YOUR INSTRUCTIONS: Output every entry exactly, without any pictures.

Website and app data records
________________________________________

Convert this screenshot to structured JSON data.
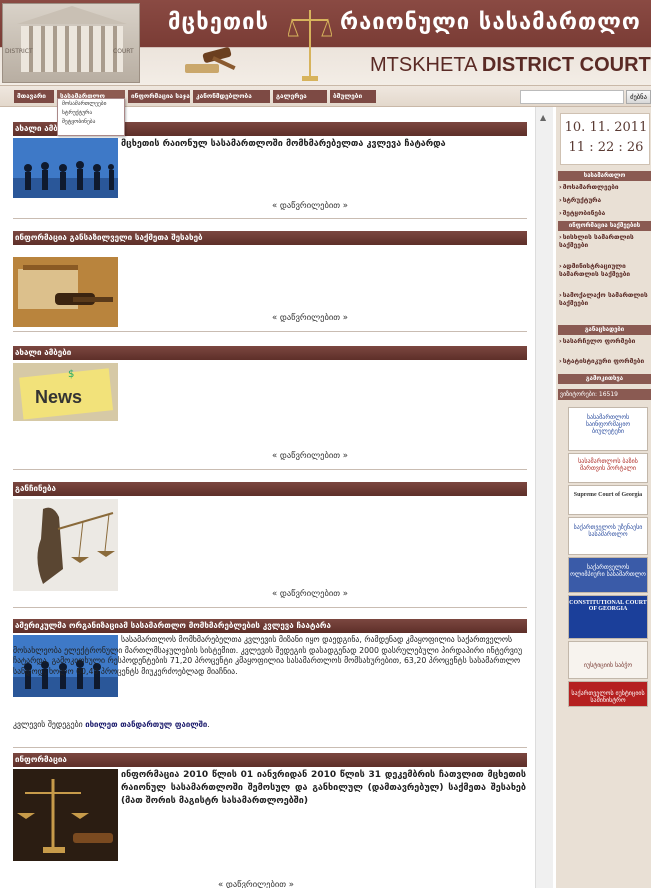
{
  "header": {
    "title_geo_left": "მცხეთის",
    "title_geo_right": "რაიონული სასამართლო",
    "title_en_light": "MTSKHETA ",
    "title_en_bold": "DISTRICT COURT",
    "court_sign_left": "DISTRICT",
    "court_sign_right": "COURT"
  },
  "nav": {
    "items": [
      "მთავარი",
      "სასამართლო",
      "ინფორმაცია საჯარო",
      "კანონმდებლობა",
      "გალერეა",
      "ბმულები"
    ],
    "dropdown": [
      "მოსამართლეები",
      "სტრუქტურა",
      "შეტყობინება"
    ],
    "search_placeholder": "",
    "search_button": "ძებნა"
  },
  "sections": [
    {
      "bar": "ახალი ამბები",
      "headline": "მცხეთის რაიონულ სასამართლოში მომხმარებელთა კვლევა ჩატარდა",
      "more": "« დაწვრილებით »"
    },
    {
      "bar": "ინფორმაცია განსაზილველი საქმეთა შესახებ",
      "headline": "",
      "more": "« დაწვრილებით »"
    },
    {
      "bar": "ახალი ამბები",
      "headline": "",
      "more": "« დაწვრილებით »",
      "thumb_label": "News"
    },
    {
      "bar": "განჩინება",
      "headline": "",
      "more": "« დაწვრილებით »"
    },
    {
      "bar": "ამერიკულმა ორგანიზაციამ სასამართლო მომხმარებლების კვლევა ჩაატარა",
      "body": "სასამართლოს მომხმარებელთა კვლევის მიზანი იყო დაედგინა, რამდენად კმაყოფილია საქართველოს მოსახლეობა ელექტრონული მართლმსაჯულების სისტემით. კვლევის შედეგის დასადგენად 2000 დასრულებული პირდაპირი ინტერვიუ ჩატარდა. გამოკითხული რესპოდენტების 71,20 პროცენტი კმაყოფილია სასამართლოს მომსახურებით, 63,20 პროცენტს სასამართლო სანდოდ, ხოლო 60,40 პროცენტს მიუკერძოებლად მიაჩნია.",
      "body_tail_prefix": "კვლევის შედეგები ",
      "body_tail_link": "იხილეთ თანდართულ ფაილში",
      "body_tail_suffix": "."
    },
    {
      "bar": "ინფორმაცია",
      "headline": "ინფორმაცია 2010 წლის 01 იანვრიდან 2010 წლის 31 დეკემბრის ჩათვლით მცხეთის რაიონულ სასამართლოში შემოსულ და განხილულ (დამთავრებულ) საქმეთა შესახებ (მათ შორის მაგისტრ სასამართლოებში)",
      "more": "« დაწვრილებით »"
    }
  ],
  "sidebar": {
    "date": "10. 11. 2011",
    "time": "11 : 22 : 26",
    "head_court": "სასამართლო",
    "links_court": [
      "მოსამართლეები",
      "სტრუქტურა",
      "შეტყობინება"
    ],
    "head_public": "ინფორმაცია საქმეების",
    "links_public": [
      "სისხლის სამართლის საქმეები",
      "ადმინისტრაციული სამართლის საქმეები",
      "სამოქალაქო სამართლის საქმეები"
    ],
    "head_docs": "განაცხადები",
    "links_docs": [
      "სასარჩელო ფორმები",
      "სტატისტიკური ფორმები"
    ],
    "head_poll": "გამოკითხვა",
    "visitors": "ვიზიტორები: 16519",
    "banners": [
      "სასამართლოს საინფორმაციო ბიულეტენი",
      "სასამართლოს ბაზის მართვის პორტალი",
      "Supreme Court of Georgia",
      "საქართველოს უზენაესი სასამართლო",
      "საქართველოს ოლიმპიური სასამართლო",
      "CONSTITUTIONAL COURT OF GEORGIA",
      "იუსტიციის საბჭო",
      "საქართველოს იუსტიციის სამინისტრო"
    ]
  },
  "colors": {
    "brand": "#7a3c35",
    "bar": "#6a3832",
    "sidebar_bg": "#e9e0d5"
  }
}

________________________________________

EXERCISE OUTPUT:
Convert this screenshot to structured JSON data.
{
  "header": {
    "title_geo_left": "მცხეთის",
    "title_geo_right": "რაიონული სასამართლო",
    "title_en_light": "MTSKHETA ",
    "title_en_bold": "DISTRICT COURT",
    "court_sign_left": "DISTRICT",
    "court_sign_right": "COURT"
  },
  "nav": {
    "items": [
      "მთავარი",
      "სასამართლო",
      "ინფორმაცია საჯარო",
      "კანონმდებლობა",
      "გალერეა",
      "ბმულები"
    ],
    "dropdown": [
      "მოსამართლეები",
      "სტრუქტურა",
      "შეტყობინება"
    ],
    "search_placeholder": "",
    "search_button": "ძებნა"
  },
  "sections": [
    {
      "bar": "ახალი ამბები",
      "headline": "მცხეთის რაიონულ სასამართლოში მომხმარებელთა კვლევა ჩატარდა",
      "more": "« დაწვრილებით »"
    },
    {
      "bar": "ინფორმაცია განსაზილველი საქმეთა შესახებ",
      "headline": "",
      "more": "« დაწვრილებით »"
    },
    {
      "bar": "ახალი ამბები",
      "headline": "",
      "more": "« დაწვრილებით »",
      "thumb_label": "News"
    },
    {
      "bar": "განჩინება",
      "headline": "",
      "more": "« დაწვრილებით »"
    },
    {
      "bar": "ამერიკულმა ორგანიზაციამ სასამართლო მომხმარებლების კვლევა ჩაატარა",
      "body": "სასამართლოს მომხმარებელთა კვლევის მიზანი იყო დაედგინა, რამდენად კმაყოფილია საქართველოს მოსახლეობა ელექტრონული მართლმსაჯულების სისტემით. კვლევის შედეგის დასადგენად 2000 დასრულებული პირდაპირი ინტერვიუ ჩატარდა. გამოკითხული რესპოდენტების 71,20 პროცენტი კმაყოფილია სასამართლოს მომსახურებით, 63,20 პროცენტს სასამართლო სანდოდ, ხოლო 60,40 პროცენტს მიუკერძოებლად მიაჩნია.",
      "body_tail_prefix": "კვლევის შედეგები ",
      "body_tail_link": "იხილეთ თანდართულ ფაილში",
      "body_tail_suffix": "."
    },
    {
      "bar": "ინფორმაცია",
      "headline": "ინფორმაცია 2010 წლის 01 იანვრიდან 2010 წლის 31 დეკემბრის ჩათვლით მცხეთის რაიონულ სასამართლოში შემოსულ და განხილულ (დამთავრებულ) საქმეთა შესახებ (მათ შორის მაგისტრ სასამართლოებში)",
      "more": "« დაწვრილებით »"
    }
  ],
  "sidebar": {
    "date": "10. 11. 2011",
    "time": "11 : 22 : 26",
    "head_court": "სასამართლო",
    "links_court": [
      "მოსამართლეები",
      "სტრუქტურა",
      "შეტყობინება"
    ],
    "head_public": "ინფორმაცია საქმეების",
    "links_public": [
      "სისხლის სამართლის საქმეები",
      "ადმინისტრაციული სამართლის საქმეები",
      "სამოქალაქო სამართლის საქმეები"
    ],
    "head_docs": "განაცხადები",
    "links_docs": [
      "სასარჩელო ფორმები",
      "სტატისტიკური ფორმები"
    ],
    "head_poll": "გამოკითხვა",
    "visitors": "ვიზიტორები: 16519",
    "banners": [
      "სასამართლოს საინფორმაციო ბიულეტენი",
      "სასამართლოს ბაზის მართვის პორტალი",
      "Supreme Court of Georgia",
      "საქართველოს უზენაესი სასამართლო",
      "საქართველოს ოლიმპიური სასამართლო",
      "CONSTITUTIONAL COURT OF GEORGIA",
      "იუსტიციის საბჭო",
      "საქართველოს იუსტიციის სამინისტრო"
    ]
  },
  "colors": {
    "brand": "#7a3c35",
    "bar": "#6a3832",
    "sidebar_bg": "#e9e0d5"
  }
}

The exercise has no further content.